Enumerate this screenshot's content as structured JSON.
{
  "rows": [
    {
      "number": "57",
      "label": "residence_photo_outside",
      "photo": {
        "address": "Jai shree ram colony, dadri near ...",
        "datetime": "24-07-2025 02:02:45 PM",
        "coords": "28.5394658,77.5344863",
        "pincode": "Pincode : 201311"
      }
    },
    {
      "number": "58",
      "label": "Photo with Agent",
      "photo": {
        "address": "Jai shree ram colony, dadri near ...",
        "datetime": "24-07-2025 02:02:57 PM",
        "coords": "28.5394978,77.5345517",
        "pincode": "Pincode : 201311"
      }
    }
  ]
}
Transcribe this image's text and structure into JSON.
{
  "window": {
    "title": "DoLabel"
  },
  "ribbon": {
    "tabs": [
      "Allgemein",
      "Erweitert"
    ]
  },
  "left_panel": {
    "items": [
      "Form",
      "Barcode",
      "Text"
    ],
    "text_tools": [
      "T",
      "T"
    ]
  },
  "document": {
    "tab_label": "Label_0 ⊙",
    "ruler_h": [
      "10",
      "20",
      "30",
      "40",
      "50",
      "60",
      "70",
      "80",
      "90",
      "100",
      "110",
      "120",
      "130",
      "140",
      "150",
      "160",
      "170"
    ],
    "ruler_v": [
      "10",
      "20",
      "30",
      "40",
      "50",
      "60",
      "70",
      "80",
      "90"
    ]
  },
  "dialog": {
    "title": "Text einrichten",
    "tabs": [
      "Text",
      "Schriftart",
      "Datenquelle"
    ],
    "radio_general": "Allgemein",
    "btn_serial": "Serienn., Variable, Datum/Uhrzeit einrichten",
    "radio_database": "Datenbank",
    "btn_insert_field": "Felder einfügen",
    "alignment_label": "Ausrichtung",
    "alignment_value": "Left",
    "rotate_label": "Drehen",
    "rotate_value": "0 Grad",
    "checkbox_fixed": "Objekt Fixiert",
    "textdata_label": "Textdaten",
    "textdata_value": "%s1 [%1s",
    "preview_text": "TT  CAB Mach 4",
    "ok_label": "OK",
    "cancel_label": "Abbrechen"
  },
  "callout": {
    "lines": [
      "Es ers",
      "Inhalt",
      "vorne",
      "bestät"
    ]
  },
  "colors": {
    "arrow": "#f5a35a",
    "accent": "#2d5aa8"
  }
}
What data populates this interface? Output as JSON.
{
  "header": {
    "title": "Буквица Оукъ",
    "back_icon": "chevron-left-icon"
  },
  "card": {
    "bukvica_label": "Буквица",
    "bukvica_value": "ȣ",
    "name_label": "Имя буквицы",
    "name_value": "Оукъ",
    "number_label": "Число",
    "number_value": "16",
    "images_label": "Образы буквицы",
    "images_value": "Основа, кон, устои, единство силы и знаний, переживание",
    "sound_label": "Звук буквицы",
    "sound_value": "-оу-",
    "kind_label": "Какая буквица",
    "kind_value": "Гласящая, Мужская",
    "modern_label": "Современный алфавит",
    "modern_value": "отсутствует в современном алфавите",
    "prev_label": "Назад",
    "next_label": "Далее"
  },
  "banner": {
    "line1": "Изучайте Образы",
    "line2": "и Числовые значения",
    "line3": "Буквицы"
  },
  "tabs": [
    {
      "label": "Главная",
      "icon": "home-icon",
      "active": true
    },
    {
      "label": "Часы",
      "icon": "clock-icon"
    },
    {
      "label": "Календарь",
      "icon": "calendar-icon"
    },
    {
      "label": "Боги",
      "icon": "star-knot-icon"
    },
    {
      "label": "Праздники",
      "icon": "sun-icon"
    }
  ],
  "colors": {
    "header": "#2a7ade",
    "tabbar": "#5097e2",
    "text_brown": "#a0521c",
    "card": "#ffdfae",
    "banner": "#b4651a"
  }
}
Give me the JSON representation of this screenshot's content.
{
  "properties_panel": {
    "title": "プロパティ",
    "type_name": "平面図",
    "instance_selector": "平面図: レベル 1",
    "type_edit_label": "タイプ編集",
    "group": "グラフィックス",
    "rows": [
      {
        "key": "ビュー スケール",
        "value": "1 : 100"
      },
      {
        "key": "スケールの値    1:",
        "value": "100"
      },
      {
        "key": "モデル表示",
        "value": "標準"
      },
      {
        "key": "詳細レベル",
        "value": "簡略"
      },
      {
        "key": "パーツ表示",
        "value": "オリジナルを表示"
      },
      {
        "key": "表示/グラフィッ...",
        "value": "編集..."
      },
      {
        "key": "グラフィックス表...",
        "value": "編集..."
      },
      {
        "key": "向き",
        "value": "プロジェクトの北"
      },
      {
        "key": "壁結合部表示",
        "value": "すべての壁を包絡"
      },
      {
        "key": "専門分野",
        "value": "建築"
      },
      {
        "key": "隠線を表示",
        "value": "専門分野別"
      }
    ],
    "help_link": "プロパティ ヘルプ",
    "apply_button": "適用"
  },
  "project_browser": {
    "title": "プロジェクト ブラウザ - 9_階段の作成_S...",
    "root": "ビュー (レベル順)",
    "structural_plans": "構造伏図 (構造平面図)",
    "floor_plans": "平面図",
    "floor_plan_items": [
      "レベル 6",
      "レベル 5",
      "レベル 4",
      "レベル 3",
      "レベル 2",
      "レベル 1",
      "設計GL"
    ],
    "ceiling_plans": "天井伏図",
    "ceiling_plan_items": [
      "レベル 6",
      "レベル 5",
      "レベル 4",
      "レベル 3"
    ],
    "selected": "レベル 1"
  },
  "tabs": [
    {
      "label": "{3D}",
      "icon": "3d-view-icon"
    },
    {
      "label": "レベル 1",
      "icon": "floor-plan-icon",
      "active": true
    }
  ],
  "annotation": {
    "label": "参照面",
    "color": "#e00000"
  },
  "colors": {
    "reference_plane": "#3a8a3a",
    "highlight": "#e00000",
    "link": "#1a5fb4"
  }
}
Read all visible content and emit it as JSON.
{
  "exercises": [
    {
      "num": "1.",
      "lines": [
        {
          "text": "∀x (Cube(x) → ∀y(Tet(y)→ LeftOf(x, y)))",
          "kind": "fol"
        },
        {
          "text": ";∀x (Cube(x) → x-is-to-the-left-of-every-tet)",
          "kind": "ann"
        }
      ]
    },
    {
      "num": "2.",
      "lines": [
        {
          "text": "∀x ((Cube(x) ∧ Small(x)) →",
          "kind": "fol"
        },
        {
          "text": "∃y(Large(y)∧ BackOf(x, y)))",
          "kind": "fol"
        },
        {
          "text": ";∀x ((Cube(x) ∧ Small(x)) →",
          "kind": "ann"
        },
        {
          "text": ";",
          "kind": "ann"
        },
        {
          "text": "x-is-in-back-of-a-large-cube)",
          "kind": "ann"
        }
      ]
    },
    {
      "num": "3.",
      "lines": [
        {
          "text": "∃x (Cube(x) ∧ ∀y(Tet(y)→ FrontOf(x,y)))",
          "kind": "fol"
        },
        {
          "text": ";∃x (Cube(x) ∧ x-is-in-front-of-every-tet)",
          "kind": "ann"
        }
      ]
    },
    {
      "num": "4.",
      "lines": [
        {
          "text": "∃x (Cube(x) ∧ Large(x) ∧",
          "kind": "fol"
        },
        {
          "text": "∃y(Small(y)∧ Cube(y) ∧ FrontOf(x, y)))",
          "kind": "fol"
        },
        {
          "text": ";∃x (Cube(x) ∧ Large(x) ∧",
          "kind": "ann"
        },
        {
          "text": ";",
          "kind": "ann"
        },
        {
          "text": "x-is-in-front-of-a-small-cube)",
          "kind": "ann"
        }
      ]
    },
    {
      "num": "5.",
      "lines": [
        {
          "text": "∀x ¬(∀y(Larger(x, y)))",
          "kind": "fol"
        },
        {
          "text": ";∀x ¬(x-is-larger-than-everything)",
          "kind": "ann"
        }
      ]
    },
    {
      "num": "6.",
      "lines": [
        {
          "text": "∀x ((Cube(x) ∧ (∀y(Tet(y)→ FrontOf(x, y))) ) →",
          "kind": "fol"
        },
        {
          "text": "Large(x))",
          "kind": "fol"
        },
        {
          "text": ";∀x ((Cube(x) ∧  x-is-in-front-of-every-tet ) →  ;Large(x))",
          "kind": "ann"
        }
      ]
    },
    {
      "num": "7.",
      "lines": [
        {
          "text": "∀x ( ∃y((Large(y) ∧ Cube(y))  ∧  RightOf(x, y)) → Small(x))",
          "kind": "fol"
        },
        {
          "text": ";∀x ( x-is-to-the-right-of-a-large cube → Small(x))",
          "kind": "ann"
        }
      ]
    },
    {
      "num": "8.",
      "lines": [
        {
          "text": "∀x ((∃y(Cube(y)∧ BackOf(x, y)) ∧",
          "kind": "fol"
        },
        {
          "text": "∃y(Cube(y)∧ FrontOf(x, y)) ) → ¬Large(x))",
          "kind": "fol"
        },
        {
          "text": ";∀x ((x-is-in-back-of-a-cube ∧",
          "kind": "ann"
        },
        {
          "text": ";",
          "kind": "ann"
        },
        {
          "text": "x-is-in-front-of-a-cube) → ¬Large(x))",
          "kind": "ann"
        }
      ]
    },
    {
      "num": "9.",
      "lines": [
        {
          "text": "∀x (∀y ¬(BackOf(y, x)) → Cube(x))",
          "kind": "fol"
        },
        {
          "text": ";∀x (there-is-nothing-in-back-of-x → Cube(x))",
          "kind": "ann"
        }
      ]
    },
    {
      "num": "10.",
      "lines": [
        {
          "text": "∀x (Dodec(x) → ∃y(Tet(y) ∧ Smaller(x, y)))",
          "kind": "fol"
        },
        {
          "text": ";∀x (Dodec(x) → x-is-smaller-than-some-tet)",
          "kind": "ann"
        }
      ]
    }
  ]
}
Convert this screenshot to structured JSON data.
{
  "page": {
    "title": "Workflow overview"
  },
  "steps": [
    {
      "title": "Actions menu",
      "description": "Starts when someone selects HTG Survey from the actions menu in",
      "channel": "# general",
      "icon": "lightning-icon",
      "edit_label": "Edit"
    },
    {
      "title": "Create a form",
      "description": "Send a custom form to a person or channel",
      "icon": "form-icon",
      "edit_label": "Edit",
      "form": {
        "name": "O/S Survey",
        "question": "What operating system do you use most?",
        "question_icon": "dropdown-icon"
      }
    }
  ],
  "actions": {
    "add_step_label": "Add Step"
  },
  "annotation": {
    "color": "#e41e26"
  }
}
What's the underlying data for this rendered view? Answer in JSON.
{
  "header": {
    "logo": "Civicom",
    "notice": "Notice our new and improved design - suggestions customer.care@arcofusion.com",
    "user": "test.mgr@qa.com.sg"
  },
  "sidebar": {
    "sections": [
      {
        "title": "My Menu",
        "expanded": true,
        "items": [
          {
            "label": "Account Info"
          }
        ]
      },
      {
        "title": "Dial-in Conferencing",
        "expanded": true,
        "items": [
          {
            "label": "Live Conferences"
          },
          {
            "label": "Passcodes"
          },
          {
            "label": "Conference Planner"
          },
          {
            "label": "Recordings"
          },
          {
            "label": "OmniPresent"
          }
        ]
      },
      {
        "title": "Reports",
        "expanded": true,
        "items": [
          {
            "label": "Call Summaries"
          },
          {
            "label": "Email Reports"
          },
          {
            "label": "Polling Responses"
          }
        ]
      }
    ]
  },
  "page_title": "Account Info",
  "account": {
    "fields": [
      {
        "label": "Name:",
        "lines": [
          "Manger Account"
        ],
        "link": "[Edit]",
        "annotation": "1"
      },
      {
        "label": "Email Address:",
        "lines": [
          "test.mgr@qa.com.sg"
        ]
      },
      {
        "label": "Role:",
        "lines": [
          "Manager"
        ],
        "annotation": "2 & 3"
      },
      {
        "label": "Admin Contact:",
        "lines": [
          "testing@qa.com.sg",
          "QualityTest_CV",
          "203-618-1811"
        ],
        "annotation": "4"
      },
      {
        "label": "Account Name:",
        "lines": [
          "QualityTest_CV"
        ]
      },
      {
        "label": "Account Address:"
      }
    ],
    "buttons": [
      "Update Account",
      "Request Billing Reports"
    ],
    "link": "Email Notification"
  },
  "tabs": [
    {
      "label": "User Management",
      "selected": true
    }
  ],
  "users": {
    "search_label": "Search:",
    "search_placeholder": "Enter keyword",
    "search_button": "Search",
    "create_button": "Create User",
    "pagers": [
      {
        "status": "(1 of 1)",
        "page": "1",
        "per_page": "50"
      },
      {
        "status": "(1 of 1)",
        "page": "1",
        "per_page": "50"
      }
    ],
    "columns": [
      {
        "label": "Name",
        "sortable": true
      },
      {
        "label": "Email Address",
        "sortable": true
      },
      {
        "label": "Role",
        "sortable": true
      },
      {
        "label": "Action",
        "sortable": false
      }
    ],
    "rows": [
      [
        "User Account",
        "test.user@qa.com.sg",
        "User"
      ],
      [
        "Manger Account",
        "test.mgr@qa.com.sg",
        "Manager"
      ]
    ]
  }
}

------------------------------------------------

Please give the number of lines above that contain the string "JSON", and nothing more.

7